▶ [What to do] Pull every line containing the word "icon" from the records.

▶ [Input data]

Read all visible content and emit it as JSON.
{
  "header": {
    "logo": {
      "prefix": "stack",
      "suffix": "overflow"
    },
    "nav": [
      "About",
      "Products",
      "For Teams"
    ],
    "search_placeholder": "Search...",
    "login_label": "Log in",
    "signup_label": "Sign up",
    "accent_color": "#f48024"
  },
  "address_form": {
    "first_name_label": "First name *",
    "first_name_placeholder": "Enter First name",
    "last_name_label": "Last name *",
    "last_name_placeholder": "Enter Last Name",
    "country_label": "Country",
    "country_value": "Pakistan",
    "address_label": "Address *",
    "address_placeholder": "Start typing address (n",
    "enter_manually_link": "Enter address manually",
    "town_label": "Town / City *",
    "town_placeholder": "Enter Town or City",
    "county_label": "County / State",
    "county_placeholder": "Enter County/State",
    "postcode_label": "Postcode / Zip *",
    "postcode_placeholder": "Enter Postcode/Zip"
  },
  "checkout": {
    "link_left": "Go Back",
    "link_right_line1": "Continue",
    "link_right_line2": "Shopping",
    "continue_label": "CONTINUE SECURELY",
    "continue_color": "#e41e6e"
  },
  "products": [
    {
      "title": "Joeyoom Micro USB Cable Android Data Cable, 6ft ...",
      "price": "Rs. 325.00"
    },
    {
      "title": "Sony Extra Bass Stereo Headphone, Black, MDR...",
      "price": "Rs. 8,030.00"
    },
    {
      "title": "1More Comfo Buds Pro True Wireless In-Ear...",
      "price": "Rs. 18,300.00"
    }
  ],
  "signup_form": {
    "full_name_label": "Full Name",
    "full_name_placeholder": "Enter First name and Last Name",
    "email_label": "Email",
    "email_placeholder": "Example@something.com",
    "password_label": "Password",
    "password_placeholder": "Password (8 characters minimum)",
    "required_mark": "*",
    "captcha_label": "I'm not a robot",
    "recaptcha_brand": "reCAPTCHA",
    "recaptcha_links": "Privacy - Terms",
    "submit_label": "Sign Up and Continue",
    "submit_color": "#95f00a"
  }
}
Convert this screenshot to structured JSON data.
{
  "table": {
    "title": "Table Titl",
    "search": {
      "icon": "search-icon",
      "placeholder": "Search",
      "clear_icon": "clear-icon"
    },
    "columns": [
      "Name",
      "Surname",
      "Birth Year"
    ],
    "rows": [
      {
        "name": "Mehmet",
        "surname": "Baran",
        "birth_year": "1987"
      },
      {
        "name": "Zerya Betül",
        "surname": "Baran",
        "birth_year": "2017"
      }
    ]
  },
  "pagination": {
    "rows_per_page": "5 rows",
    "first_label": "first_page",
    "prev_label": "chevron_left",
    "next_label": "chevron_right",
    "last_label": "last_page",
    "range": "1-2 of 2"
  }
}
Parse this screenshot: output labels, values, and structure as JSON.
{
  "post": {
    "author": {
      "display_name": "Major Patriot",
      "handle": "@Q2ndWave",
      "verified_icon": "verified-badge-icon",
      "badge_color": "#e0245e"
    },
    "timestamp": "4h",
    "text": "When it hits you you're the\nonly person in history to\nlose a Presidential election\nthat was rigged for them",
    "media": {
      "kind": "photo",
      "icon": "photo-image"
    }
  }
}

▶ [Finished exercise]
      "icon": "search-icon",
      "clear_icon": "clear-icon"
      "verified_icon": "verified-badge-icon",
      "icon": "photo-image"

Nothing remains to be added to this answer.